• [What you have to do]: Count every line of the material that holds the string "label". Respond with the total only.

• [Provided records]:
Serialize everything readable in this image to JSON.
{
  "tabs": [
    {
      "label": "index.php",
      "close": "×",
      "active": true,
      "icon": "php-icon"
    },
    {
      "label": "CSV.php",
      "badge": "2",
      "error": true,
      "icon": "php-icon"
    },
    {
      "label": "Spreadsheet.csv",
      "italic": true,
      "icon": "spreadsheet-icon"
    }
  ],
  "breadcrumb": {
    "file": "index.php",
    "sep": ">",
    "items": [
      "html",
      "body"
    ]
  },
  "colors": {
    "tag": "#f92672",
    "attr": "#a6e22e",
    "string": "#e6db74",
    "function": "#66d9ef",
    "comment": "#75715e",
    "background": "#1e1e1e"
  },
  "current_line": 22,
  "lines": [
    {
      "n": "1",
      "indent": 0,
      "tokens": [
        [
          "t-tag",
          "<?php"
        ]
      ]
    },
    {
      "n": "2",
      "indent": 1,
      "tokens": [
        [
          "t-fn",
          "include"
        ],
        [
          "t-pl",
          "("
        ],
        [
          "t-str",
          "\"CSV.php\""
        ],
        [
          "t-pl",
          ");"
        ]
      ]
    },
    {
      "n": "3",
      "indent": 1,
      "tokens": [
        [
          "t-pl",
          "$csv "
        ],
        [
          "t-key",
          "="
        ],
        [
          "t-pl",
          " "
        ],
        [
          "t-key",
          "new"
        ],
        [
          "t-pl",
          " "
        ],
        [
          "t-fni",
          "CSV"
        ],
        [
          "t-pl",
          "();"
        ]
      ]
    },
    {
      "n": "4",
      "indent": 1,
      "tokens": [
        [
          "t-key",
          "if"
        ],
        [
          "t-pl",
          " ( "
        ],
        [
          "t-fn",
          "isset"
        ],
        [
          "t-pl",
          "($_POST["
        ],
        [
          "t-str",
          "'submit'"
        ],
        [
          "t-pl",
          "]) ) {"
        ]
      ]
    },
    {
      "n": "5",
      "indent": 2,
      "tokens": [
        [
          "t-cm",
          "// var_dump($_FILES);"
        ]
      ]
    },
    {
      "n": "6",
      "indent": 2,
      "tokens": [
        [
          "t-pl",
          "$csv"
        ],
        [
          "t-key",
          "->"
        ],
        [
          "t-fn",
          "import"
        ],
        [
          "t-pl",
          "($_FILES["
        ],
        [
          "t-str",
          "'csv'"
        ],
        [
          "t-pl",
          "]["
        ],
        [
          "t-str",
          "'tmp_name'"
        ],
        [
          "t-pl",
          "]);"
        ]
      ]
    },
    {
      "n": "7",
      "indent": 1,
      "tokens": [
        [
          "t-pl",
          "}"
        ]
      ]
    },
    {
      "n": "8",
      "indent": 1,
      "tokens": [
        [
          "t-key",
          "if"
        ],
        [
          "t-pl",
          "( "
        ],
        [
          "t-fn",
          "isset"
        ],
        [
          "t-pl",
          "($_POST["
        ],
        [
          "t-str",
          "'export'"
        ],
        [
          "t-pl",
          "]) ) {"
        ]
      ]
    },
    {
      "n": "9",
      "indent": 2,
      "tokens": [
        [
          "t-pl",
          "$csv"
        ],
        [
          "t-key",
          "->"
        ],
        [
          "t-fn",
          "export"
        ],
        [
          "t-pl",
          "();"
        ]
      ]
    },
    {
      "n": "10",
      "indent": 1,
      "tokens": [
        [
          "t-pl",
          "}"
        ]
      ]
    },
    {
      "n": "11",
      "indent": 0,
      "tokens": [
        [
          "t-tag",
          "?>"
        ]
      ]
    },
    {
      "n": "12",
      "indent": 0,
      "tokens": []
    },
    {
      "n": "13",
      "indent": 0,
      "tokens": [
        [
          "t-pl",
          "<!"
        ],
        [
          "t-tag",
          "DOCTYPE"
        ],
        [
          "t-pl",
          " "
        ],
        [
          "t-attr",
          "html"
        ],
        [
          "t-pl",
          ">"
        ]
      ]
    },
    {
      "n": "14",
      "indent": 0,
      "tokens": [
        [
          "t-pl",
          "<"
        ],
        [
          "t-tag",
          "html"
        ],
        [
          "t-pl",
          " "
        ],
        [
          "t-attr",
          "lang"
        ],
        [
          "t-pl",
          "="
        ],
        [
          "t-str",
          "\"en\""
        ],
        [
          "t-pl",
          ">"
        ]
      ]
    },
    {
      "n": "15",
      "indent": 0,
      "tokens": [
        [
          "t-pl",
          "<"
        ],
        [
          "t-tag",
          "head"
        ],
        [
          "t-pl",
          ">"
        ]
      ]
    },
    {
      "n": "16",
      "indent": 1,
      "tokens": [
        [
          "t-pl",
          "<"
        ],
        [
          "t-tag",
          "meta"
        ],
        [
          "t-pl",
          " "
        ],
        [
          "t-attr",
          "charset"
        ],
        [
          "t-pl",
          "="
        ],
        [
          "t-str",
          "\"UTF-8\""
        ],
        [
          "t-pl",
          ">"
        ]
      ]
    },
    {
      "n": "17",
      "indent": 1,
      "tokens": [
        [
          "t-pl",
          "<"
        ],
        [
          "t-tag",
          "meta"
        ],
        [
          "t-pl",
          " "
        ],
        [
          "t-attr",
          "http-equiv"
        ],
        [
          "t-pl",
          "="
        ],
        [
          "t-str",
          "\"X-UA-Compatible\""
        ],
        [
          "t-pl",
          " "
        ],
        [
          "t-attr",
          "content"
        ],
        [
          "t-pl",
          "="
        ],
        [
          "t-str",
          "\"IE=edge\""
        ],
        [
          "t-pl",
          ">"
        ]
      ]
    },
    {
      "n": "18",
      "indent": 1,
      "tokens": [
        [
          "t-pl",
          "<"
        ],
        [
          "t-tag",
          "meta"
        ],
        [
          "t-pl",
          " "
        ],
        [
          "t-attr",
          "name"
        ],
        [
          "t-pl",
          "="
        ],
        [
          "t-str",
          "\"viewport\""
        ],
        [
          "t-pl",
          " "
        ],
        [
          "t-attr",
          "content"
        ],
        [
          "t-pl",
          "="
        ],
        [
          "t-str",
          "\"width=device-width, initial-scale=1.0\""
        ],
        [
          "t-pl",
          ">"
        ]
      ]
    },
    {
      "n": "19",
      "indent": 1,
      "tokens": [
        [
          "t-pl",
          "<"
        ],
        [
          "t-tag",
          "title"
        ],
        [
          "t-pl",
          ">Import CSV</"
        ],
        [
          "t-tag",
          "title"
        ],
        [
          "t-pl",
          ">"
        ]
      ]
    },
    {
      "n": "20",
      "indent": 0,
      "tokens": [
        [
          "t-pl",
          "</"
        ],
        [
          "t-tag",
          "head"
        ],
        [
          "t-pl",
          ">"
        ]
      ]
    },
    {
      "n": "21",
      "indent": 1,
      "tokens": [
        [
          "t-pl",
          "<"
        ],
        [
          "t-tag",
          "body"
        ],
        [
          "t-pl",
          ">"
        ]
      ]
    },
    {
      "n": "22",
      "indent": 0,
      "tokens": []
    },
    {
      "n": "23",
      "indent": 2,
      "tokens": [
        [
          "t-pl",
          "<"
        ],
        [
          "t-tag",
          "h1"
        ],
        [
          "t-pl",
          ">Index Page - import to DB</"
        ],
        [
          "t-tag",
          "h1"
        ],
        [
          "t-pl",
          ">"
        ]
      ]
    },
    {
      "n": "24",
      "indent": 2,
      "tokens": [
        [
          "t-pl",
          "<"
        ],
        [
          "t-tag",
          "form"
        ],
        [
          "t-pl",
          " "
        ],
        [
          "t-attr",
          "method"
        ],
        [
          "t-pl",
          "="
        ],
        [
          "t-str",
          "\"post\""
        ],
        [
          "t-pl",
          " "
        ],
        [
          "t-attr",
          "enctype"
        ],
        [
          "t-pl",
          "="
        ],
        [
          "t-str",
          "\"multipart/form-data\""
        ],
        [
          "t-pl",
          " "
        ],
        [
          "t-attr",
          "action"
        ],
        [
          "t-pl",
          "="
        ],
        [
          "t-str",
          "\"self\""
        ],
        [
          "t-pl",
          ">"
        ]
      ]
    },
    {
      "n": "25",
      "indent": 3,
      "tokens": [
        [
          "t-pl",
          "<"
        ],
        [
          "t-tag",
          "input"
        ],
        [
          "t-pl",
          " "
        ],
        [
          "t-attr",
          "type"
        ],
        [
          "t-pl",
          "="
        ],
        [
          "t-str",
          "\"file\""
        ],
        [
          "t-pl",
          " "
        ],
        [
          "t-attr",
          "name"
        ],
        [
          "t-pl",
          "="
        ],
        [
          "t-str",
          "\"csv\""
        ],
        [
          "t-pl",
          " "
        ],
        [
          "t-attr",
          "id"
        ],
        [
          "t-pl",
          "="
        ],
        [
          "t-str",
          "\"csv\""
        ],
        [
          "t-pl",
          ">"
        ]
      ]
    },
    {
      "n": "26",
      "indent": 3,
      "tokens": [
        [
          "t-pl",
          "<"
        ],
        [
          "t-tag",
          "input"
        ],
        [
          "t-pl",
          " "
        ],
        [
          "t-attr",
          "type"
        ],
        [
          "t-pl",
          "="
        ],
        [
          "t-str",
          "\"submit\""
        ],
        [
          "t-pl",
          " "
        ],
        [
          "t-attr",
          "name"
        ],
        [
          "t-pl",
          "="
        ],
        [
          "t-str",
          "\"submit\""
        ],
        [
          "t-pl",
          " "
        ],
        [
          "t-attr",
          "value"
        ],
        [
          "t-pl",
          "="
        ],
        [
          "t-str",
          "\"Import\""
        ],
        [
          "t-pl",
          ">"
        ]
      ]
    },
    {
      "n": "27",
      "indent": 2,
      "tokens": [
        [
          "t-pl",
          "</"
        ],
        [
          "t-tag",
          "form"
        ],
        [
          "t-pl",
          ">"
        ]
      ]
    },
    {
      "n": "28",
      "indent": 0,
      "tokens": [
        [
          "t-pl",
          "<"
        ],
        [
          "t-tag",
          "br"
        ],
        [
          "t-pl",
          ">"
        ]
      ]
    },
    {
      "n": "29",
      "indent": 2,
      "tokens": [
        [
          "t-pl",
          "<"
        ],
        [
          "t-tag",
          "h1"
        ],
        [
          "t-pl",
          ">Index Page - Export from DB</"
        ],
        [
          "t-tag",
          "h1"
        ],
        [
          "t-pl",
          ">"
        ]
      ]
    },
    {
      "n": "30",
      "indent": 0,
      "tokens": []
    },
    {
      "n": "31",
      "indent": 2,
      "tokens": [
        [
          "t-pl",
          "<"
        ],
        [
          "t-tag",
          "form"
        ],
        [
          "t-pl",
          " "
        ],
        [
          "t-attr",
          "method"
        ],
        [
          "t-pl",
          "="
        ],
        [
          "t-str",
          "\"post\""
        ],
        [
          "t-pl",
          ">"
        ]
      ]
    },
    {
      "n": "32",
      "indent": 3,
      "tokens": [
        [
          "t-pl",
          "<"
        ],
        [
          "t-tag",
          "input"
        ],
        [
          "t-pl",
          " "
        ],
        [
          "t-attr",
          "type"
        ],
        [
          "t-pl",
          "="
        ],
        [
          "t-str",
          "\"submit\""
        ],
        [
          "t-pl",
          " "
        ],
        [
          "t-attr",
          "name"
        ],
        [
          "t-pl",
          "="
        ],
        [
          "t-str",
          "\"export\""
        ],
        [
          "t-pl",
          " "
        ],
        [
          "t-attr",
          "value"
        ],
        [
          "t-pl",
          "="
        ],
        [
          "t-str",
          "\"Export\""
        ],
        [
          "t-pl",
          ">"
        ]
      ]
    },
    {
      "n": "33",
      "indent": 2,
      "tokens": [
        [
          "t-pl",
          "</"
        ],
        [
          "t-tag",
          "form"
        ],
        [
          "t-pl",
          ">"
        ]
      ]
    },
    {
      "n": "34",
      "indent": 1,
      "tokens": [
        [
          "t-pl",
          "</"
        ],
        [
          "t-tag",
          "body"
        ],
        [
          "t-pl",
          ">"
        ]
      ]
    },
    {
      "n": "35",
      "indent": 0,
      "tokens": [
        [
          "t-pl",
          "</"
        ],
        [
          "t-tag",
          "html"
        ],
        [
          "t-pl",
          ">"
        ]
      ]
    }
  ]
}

• [Written answer]: 3